### WHAT THE TASK ASKS
The expected answer is a single number, namely how many lines in the data below hold the word "http".

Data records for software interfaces

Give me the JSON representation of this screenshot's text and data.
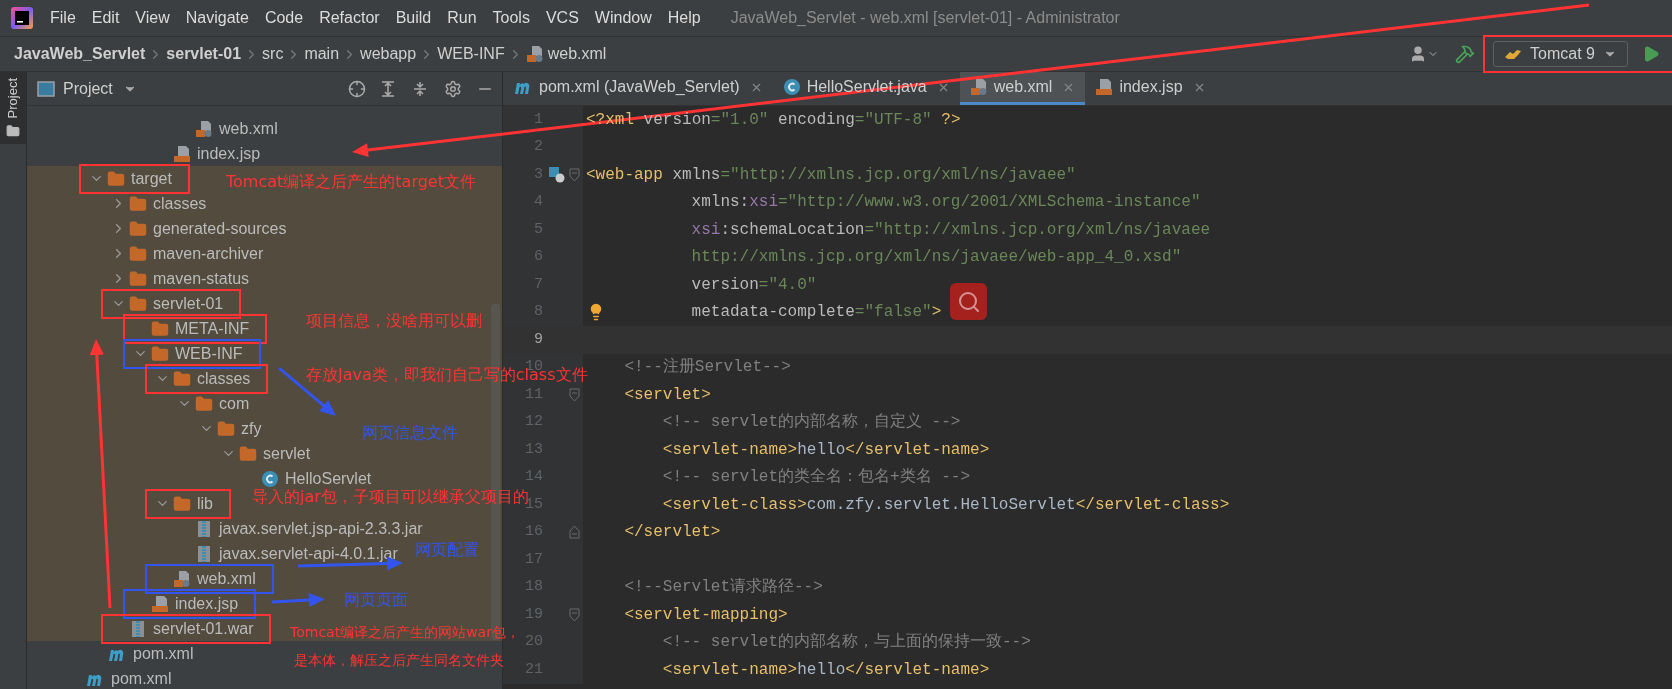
{
  "menu": [
    "File",
    "Edit",
    "View",
    "Navigate",
    "Code",
    "Refactor",
    "Build",
    "Run",
    "Tools",
    "VCS",
    "Window",
    "Help"
  ],
  "window": {
    "title": "JavaWeb_Servlet - web.xml [servlet-01] - Administrator"
  },
  "breadcrumb": [
    {
      "label": "JavaWeb_Servlet",
      "kind": "module"
    },
    {
      "label": "servlet-01",
      "kind": "module"
    },
    {
      "label": "src",
      "kind": "dir"
    },
    {
      "label": "main",
      "kind": "dir"
    },
    {
      "label": "webapp",
      "kind": "dir"
    },
    {
      "label": "WEB-INF",
      "kind": "dir"
    },
    {
      "label": "web.xml",
      "kind": "xml"
    }
  ],
  "run_config": {
    "label": "Tomcat 9",
    "color": "#ff3333"
  },
  "side_stripe": {
    "label": "Project"
  },
  "project_panel": {
    "title": "Project"
  },
  "tree": [
    {
      "children": [
        {
          "children": [
            {
              "children": [
                {
                  "children": [
                    {
                      "children": [
                        {
                          "label": "web.xml",
                          "kind": "xml",
                          "excluded": false
                        }
                      ]
                    },
                    {
                      "label": "index.jsp",
                      "kind": "jsp",
                      "excluded": false
                    }
                  ]
                }
              ]
            }
          ]
        },
        {
          "label": "target",
          "kind": "folder",
          "expanded": true,
          "excluded": true,
          "color": "#ff3333",
          "children": [
            {
              "label": "classes",
              "kind": "folder",
              "expanded": false,
              "excluded": true
            },
            {
              "label": "generated-sources",
              "kind": "folder",
              "expanded": false,
              "excluded": true
            },
            {
              "label": "maven-archiver",
              "kind": "folder",
              "expanded": false,
              "excluded": true
            },
            {
              "label": "maven-status",
              "kind": "folder",
              "expanded": false,
              "excluded": true
            },
            {
              "label": "servlet-01",
              "kind": "folder",
              "expanded": true,
              "excluded": true,
              "color": "#ff3333",
              "children": [
                {
                  "label": "META-INF",
                  "kind": "folder",
                  "excluded": true,
                  "color": "#ff3333"
                },
                {
                  "label": "WEB-INF",
                  "kind": "folder",
                  "expanded": true,
                  "excluded": true,
                  "color": "#3355ee",
                  "children": [
                    {
                      "label": "classes",
                      "kind": "folder",
                      "expanded": true,
                      "excluded": true,
                      "color": "#ff3333",
                      "children": [
                        {
                          "label": "com",
                          "kind": "folder",
                          "expanded": true,
                          "excluded": true,
                          "children": [
                            {
                              "label": "zfy",
                              "kind": "folder",
                              "expanded": true,
                              "excluded": true,
                              "children": [
                                {
                                  "label": "servlet",
                                  "kind": "folder",
                                  "expanded": true,
                                  "excluded": true,
                                  "children": [
                                    {
                                      "label": "HelloServlet",
                                      "kind": "class",
                                      "excluded": true
                                    }
                                  ]
                                }
                              ]
                            }
                          ]
                        }
                      ]
                    },
                    {
                      "label": "lib",
                      "kind": "folder",
                      "expanded": true,
                      "excluded": true,
                      "color": "#ff3333",
                      "children": [
                        {
                          "label": "javax.servlet.jsp-api-2.3.3.jar",
                          "kind": "jar",
                          "excluded": true
                        },
                        {
                          "label": "javax.servlet-api-4.0.1.jar",
                          "kind": "jar",
                          "excluded": true
                        }
                      ]
                    },
                    {
                      "label": "web.xml",
                      "kind": "xml",
                      "excluded": true,
                      "color": "#3355ee"
                    }
                  ]
                },
                {
                  "label": "index.jsp",
                  "kind": "jsp",
                  "excluded": true,
                  "color": "#3355ee"
                }
              ]
            },
            {
              "label": "servlet-01.war",
              "kind": "jar",
              "excluded": true,
              "color": "#ff3333"
            }
          ]
        },
        {
          "label": "pom.xml",
          "kind": "maven",
          "excluded": false
        }
      ]
    },
    {
      "label": "pom.xml",
      "kind": "maven",
      "excluded": false
    }
  ],
  "editor_tabs": [
    {
      "label": "pom.xml (JavaWeb_Servlet)",
      "kind": "maven",
      "selected": false
    },
    {
      "label": "HelloServlet.java",
      "kind": "class",
      "selected": false
    },
    {
      "label": "web.xml",
      "kind": "xml",
      "selected": true
    },
    {
      "label": "index.jsp",
      "kind": "jsp",
      "selected": false
    }
  ],
  "code": [
    {
      "number": "1",
      "current": false,
      "segments": [
        {
          "kind": "tag",
          "text": "<?xml"
        },
        {
          "kind": "attr",
          "text": " version"
        },
        {
          "kind": "value",
          "text": "=\"1.0\""
        },
        {
          "kind": "attr",
          "text": " encoding"
        },
        {
          "kind": "value",
          "text": "=\"UTF-8\""
        },
        {
          "kind": "tag",
          "text": " ?>"
        }
      ]
    },
    {
      "number": "2",
      "current": false
    },
    {
      "number": "3",
      "current": false,
      "segments": [
        {
          "kind": "tag",
          "text": "<web-app"
        },
        {
          "kind": "attr",
          "text": " xmlns"
        },
        {
          "kind": "value",
          "text": "=\"http://xmlns.jcp.org/xml/ns/javaee\""
        }
      ]
    },
    {
      "number": "4",
      "current": false,
      "segments": [
        {
          "kind": "attr",
          "text": "           xmlns:"
        },
        {
          "kind": "ns",
          "text": "xsi"
        },
        {
          "kind": "value",
          "text": "=\"http://www.w3.org/2001/XMLSchema-instance\""
        }
      ]
    },
    {
      "number": "5",
      "current": false,
      "segments": [
        {
          "kind": "ns",
          "text": "           xsi"
        },
        {
          "kind": "attr",
          "text": ":schemaLocation"
        },
        {
          "kind": "value",
          "text": "=\"http://xmlns.jcp.org/xml/ns/javaee"
        }
      ]
    },
    {
      "number": "6",
      "current": false,
      "segments": [
        {
          "kind": "value",
          "text": "           http://xmlns.jcp.org/xml/ns/javaee/web-app_4_0.xsd\""
        }
      ]
    },
    {
      "number": "7",
      "current": false,
      "segments": [
        {
          "kind": "attr",
          "text": "           version"
        },
        {
          "kind": "value",
          "text": "=\"4.0\""
        }
      ]
    },
    {
      "number": "8",
      "current": false,
      "segments": [
        {
          "kind": "attr",
          "text": "           metadata-complete"
        },
        {
          "kind": "value",
          "text": "=\"false\""
        },
        {
          "kind": "tag",
          "text": ">"
        }
      ]
    },
    {
      "number": "9",
      "current": true
    },
    {
      "number": "10",
      "current": false,
      "segments": [
        {
          "kind": "comment",
          "text": "    <!--注册Servlet-->"
        }
      ]
    },
    {
      "number": "11",
      "current": false,
      "segments": [
        {
          "kind": "tag",
          "text": "    <servlet>"
        }
      ]
    },
    {
      "number": "12",
      "current": false,
      "segments": [
        {
          "kind": "comment",
          "text": "        <!-- servlet的内部名称，自定义 -->"
        }
      ]
    },
    {
      "number": "13",
      "current": false,
      "segments": [
        {
          "kind": "tag",
          "text": "        <servlet-name>"
        },
        {
          "kind": "text",
          "text": "hello"
        },
        {
          "kind": "tag",
          "text": "</servlet-name>"
        }
      ]
    },
    {
      "number": "14",
      "current": false,
      "segments": [
        {
          "kind": "comment",
          "text": "        <!-- servlet的类全名：包名+类名 -->"
        }
      ]
    },
    {
      "number": "15",
      "current": false,
      "segments": [
        {
          "kind": "tag",
          "text": "        <servlet-class>"
        },
        {
          "kind": "text",
          "text": "com.zfy.servlet.HelloServlet"
        },
        {
          "kind": "tag",
          "text": "</servlet-class>"
        }
      ]
    },
    {
      "number": "16",
      "current": false,
      "segments": [
        {
          "kind": "tag",
          "text": "    </servlet>"
        }
      ]
    },
    {
      "number": "17",
      "current": false
    },
    {
      "number": "18",
      "current": false,
      "segments": [
        {
          "kind": "comment",
          "text": "    <!--Servlet请求路径-->"
        }
      ]
    },
    {
      "number": "19",
      "current": false,
      "segments": [
        {
          "kind": "tag",
          "text": "    <servlet-mapping>"
        }
      ]
    },
    {
      "number": "20",
      "current": false,
      "segments": [
        {
          "kind": "comment",
          "text": "        <!-- servlet的内部名称，与上面的保持一致-->"
        }
      ]
    },
    {
      "number": "21",
      "current": false,
      "segments": [
        {
          "kind": "tag",
          "text": "        <servlet-name>"
        },
        {
          "kind": "text",
          "text": "hello"
        },
        {
          "kind": "tag",
          "text": "</servlet-name>"
        }
      ]
    }
  ],
  "annotations": [
    {
      "text": "Tomcat编译之后产生的target文件",
      "color": "#ff3333"
    },
    {
      "text": "项目信息，没啥用可以删",
      "color": "#ff3333"
    },
    {
      "text": "存放Java类，即我们自己写的class文件",
      "color": "#ff3333"
    },
    {
      "text": "网页信息文件",
      "color": "#3355ee"
    },
    {
      "text": "导入的jar包，子项目可以继承父项目的",
      "color": "#ff3333"
    },
    {
      "text": "网页配置",
      "color": "#3355ee"
    },
    {
      "text": "网页页面",
      "color": "#3355ee"
    },
    {
      "text": "Tomcat编译之后产生的网站war包，",
      "color": "#ff3333"
    },
    {
      "text": "是本体，解压之后产生同名文件夹",
      "color": "#ff3333"
    }
  ]
}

### TASK SOLUTION
4